Web page and app entries:
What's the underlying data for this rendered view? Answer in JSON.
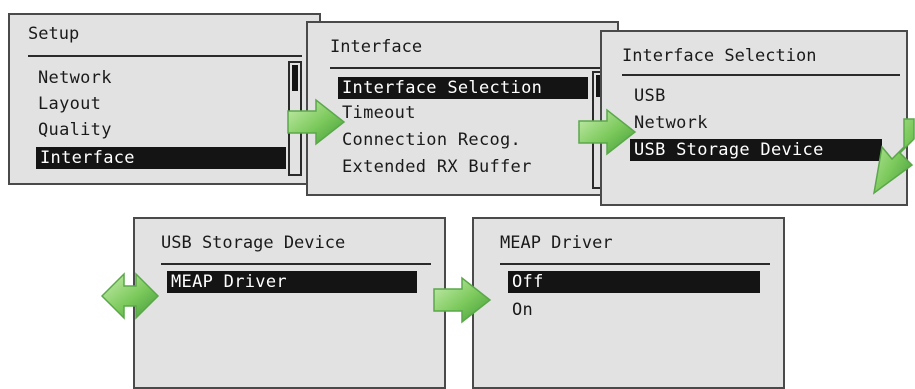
{
  "screens": {
    "setup": {
      "title": "Setup",
      "items": [
        "Network",
        "Layout",
        "Quality",
        "Interface"
      ]
    },
    "interface": {
      "title": "Interface",
      "items": [
        "Interface Selection",
        "Timeout",
        "Connection Recog.",
        "Extended RX Buffer"
      ]
    },
    "interface_selection": {
      "title": "Interface Selection",
      "items": [
        "USB",
        "Network",
        "USB Storage Device"
      ]
    },
    "usb_storage": {
      "title": "USB Storage Device",
      "items": [
        "MEAP Driver"
      ]
    },
    "meap_driver": {
      "title": "MEAP Driver",
      "items": [
        "Off",
        "On"
      ]
    }
  },
  "colors": {
    "screen_bg": "#e2e2e2",
    "highlight": "#141414",
    "arrow_light": "#b6e39a",
    "arrow_dark": "#3f9a38"
  },
  "icons": {
    "arrow": "green-flow-arrow-icon"
  }
}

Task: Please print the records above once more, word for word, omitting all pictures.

Answer to this problem:
What's the underlying data for this rendered view? Answer in JSON.
{
  "screens": {
    "setup": {
      "title": "Setup",
      "items": [
        "Network",
        "Layout",
        "Quality",
        "Interface"
      ]
    },
    "interface": {
      "title": "Interface",
      "items": [
        "Interface Selection",
        "Timeout",
        "Connection Recog.",
        "Extended RX Buffer"
      ]
    },
    "interface_selection": {
      "title": "Interface Selection",
      "items": [
        "USB",
        "Network",
        "USB Storage Device"
      ]
    },
    "usb_storage": {
      "title": "USB Storage Device",
      "items": [
        "MEAP Driver"
      ]
    },
    "meap_driver": {
      "title": "MEAP Driver",
      "items": [
        "Off",
        "On"
      ]
    }
  },
  "colors": {
    "screen_bg": "#e2e2e2",
    "highlight": "#141414",
    "arrow_light": "#b6e39a",
    "arrow_dark": "#3f9a38"
  },
  "icons": {
    "arrow": "green-flow-arrow-icon"
  }
}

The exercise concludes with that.